Write out every line below that contains "count".

## Data shown:
== == ==

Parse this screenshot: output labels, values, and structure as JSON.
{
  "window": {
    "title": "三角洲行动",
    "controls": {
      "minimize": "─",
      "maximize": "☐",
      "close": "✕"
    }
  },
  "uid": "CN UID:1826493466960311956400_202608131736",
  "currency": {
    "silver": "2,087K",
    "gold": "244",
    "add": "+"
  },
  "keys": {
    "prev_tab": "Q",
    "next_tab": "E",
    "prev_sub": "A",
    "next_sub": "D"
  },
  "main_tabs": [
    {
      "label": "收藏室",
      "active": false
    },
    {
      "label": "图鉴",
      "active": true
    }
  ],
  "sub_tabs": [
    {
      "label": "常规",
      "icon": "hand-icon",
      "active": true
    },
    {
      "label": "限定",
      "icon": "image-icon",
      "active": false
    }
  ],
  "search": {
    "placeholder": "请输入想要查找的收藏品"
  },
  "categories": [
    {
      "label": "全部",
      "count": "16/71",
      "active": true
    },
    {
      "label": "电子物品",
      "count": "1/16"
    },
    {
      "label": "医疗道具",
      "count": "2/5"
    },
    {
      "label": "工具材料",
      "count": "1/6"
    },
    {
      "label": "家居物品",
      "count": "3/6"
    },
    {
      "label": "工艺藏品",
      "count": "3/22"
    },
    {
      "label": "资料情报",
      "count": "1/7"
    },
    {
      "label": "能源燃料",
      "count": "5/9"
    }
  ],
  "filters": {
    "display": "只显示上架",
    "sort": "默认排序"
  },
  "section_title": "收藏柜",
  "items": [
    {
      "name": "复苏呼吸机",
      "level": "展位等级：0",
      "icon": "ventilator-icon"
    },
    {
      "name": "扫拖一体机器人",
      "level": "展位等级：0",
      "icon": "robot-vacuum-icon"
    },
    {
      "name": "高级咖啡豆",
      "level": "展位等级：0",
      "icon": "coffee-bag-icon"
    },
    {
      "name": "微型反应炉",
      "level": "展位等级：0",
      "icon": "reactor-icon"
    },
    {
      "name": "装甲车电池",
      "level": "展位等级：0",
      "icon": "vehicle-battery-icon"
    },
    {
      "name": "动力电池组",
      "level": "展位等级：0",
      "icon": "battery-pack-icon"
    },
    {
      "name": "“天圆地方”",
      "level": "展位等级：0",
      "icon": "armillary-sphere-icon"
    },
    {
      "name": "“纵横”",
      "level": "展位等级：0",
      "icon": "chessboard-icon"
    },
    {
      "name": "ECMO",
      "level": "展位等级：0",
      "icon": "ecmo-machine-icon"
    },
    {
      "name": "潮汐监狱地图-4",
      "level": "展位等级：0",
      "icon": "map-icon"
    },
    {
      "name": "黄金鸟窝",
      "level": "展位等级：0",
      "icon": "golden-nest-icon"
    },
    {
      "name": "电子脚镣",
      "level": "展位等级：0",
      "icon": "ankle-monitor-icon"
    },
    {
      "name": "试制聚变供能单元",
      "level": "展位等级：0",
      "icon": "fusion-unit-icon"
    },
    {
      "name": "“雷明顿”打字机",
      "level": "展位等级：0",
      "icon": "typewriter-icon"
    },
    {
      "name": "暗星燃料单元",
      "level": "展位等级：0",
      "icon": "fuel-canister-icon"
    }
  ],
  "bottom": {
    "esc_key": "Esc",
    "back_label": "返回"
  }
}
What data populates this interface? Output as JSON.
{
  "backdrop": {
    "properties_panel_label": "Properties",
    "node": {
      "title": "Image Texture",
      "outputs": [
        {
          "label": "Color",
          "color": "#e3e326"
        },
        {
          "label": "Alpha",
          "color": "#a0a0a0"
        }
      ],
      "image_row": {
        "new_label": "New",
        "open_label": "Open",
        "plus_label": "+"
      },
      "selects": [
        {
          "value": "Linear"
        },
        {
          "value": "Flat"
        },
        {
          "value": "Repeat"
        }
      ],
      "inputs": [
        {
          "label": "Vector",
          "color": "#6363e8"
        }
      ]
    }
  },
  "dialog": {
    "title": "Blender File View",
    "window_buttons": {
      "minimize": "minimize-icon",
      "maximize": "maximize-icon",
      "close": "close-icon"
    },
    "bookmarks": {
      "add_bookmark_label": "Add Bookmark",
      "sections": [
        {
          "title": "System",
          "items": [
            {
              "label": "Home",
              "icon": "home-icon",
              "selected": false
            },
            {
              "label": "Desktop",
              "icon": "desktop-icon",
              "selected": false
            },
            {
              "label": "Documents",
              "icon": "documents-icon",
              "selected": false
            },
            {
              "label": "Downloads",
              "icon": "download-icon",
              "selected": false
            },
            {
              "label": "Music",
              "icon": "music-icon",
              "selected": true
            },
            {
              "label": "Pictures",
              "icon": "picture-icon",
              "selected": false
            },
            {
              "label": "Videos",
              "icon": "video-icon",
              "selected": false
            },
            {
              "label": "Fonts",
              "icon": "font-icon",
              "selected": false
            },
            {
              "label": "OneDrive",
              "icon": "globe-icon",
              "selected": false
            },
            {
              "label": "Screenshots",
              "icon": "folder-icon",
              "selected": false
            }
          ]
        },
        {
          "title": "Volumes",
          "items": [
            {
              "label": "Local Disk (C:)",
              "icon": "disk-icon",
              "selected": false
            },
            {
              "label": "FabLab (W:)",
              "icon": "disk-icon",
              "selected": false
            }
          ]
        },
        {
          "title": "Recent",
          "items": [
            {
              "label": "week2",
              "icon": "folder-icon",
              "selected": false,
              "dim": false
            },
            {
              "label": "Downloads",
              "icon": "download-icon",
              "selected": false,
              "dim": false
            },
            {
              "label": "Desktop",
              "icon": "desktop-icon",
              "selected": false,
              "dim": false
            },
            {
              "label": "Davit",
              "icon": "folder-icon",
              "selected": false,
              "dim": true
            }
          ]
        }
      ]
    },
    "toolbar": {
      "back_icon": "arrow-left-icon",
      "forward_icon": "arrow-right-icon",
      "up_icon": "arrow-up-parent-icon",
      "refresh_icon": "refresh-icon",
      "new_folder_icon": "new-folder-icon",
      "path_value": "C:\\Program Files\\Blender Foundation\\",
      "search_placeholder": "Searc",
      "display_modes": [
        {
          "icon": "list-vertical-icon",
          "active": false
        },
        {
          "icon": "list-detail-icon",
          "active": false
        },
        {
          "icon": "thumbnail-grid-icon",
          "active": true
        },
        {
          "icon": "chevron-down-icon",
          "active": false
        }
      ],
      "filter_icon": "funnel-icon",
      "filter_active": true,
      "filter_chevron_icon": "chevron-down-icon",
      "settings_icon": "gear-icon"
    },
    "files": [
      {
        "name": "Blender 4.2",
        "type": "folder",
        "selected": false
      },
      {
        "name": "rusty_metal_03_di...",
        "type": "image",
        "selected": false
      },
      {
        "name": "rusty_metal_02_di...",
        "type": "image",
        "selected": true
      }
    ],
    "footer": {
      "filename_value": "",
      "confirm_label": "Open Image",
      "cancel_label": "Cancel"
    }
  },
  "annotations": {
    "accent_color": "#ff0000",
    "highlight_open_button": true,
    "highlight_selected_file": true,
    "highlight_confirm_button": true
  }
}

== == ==

## Output below:
      "count": "16/71",
      "count": "1/16"
      "count": "2/5"
      "count": "1/6"
      "count": "3/6"
      "count": "3/22"
      "count": "1/7"
      "count": "5/9"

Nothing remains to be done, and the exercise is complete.